* [ASSIGNED TASK] Though the entries contain pictures, the copy you make should hold only the rest, exactly as written.

[Saved data entries]
=== Begin Enclosure ===

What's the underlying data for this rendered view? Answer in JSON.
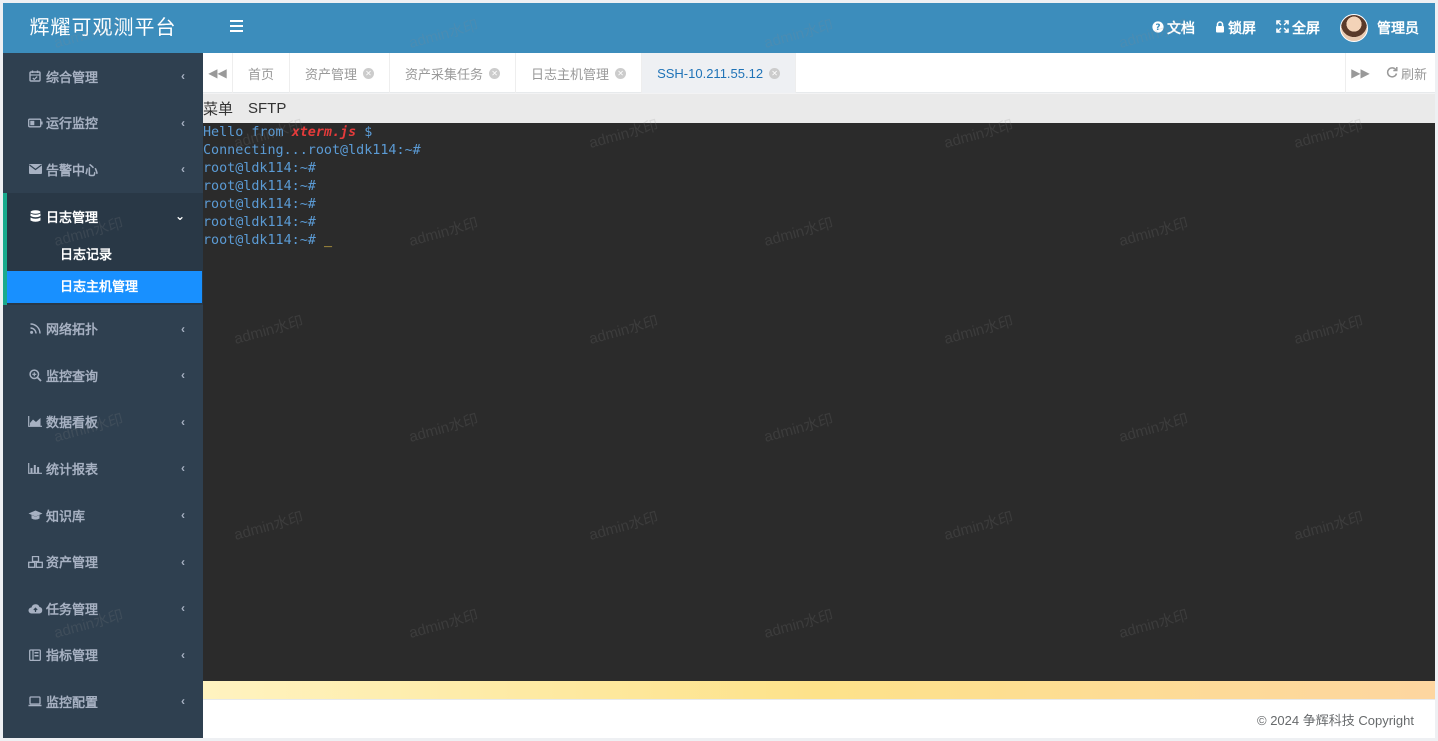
{
  "brand": {
    "title": "辉耀可观测平台"
  },
  "header": {
    "docs": "文档",
    "lock": "锁屏",
    "fullscreen": "全屏",
    "user": "管理员"
  },
  "sidebar": {
    "items": [
      {
        "label": "综合管理",
        "icon": "calendar-check-icon"
      },
      {
        "label": "运行监控",
        "icon": "battery-icon"
      },
      {
        "label": "告警中心",
        "icon": "envelope-icon"
      },
      {
        "label": "日志管理",
        "icon": "database-icon",
        "expanded": true,
        "children": [
          {
            "label": "日志记录"
          },
          {
            "label": "日志主机管理",
            "selected": true
          }
        ]
      },
      {
        "label": "网络拓扑",
        "icon": "rss-icon"
      },
      {
        "label": "监控查询",
        "icon": "search-plus-icon"
      },
      {
        "label": "数据看板",
        "icon": "area-chart-icon"
      },
      {
        "label": "统计报表",
        "icon": "bar-chart-icon"
      },
      {
        "label": "知识库",
        "icon": "graduation-cap-icon"
      },
      {
        "label": "资产管理",
        "icon": "cubes-icon"
      },
      {
        "label": "任务管理",
        "icon": "cloud-upload-icon"
      },
      {
        "label": "指标管理",
        "icon": "archive-icon"
      },
      {
        "label": "监控配置",
        "icon": "laptop-icon"
      }
    ]
  },
  "tabs": [
    {
      "label": "首页",
      "closable": false
    },
    {
      "label": "资产管理",
      "closable": true
    },
    {
      "label": "资产采集任务",
      "closable": true
    },
    {
      "label": "日志主机管理",
      "closable": true
    },
    {
      "label": "SSH-10.211.55.12",
      "closable": true,
      "active": true
    }
  ],
  "refresh_label": "刷新",
  "toolbar": {
    "menu": "菜单",
    "sftp": "SFTP"
  },
  "terminal": {
    "hello_prefix": "Hello from ",
    "hello_xterm": "xterm.js",
    "hello_suffix": " $",
    "lines": [
      "Connecting...root@ldk114:~#",
      "root@ldk114:~#",
      "root@ldk114:~#",
      "root@ldk114:~#",
      "root@ldk114:~#"
    ],
    "last_prompt": "root@ldk114:~# ",
    "cursor": "_"
  },
  "footer": {
    "copyright": "© 2024 争辉科技 Copyright"
  },
  "watermark": "admin水印",
  "colors": {
    "header": "#3c8dbc",
    "sidebar": "#2f4050",
    "accent": "#1890ff",
    "terminal_bg": "#2b2b2b"
  }
}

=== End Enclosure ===

* [ANSWER SPACE]
What's the underlying data for this rendered view? Answer in JSON.
{
  "brand": {
    "title": "辉耀可观测平台"
  },
  "header": {
    "docs": "文档",
    "lock": "锁屏",
    "fullscreen": "全屏",
    "user": "管理员"
  },
  "sidebar": {
    "items": [
      {
        "label": "综合管理",
        "icon": "calendar-check-icon"
      },
      {
        "label": "运行监控",
        "icon": "battery-icon"
      },
      {
        "label": "告警中心",
        "icon": "envelope-icon"
      },
      {
        "label": "日志管理",
        "icon": "database-icon",
        "expanded": true,
        "children": [
          {
            "label": "日志记录"
          },
          {
            "label": "日志主机管理",
            "selected": true
          }
        ]
      },
      {
        "label": "网络拓扑",
        "icon": "rss-icon"
      },
      {
        "label": "监控查询",
        "icon": "search-plus-icon"
      },
      {
        "label": "数据看板",
        "icon": "area-chart-icon"
      },
      {
        "label": "统计报表",
        "icon": "bar-chart-icon"
      },
      {
        "label": "知识库",
        "icon": "graduation-cap-icon"
      },
      {
        "label": "资产管理",
        "icon": "cubes-icon"
      },
      {
        "label": "任务管理",
        "icon": "cloud-upload-icon"
      },
      {
        "label": "指标管理",
        "icon": "archive-icon"
      },
      {
        "label": "监控配置",
        "icon": "laptop-icon"
      }
    ]
  },
  "tabs": [
    {
      "label": "首页",
      "closable": false
    },
    {
      "label": "资产管理",
      "closable": true
    },
    {
      "label": "资产采集任务",
      "closable": true
    },
    {
      "label": "日志主机管理",
      "closable": true
    },
    {
      "label": "SSH-10.211.55.12",
      "closable": true,
      "active": true
    }
  ],
  "refresh_label": "刷新",
  "toolbar": {
    "menu": "菜单",
    "sftp": "SFTP"
  },
  "terminal": {
    "hello_prefix": "Hello from ",
    "hello_xterm": "xterm.js",
    "hello_suffix": " $",
    "lines": [
      "Connecting...root@ldk114:~#",
      "root@ldk114:~#",
      "root@ldk114:~#",
      "root@ldk114:~#",
      "root@ldk114:~#"
    ],
    "last_prompt": "root@ldk114:~# ",
    "cursor": "_"
  },
  "footer": {
    "copyright": "© 2024 争辉科技 Copyright"
  },
  "watermark": "admin水印",
  "colors": {
    "header": "#3c8dbc",
    "sidebar": "#2f4050",
    "accent": "#1890ff",
    "terminal_bg": "#2b2b2b"
  }
}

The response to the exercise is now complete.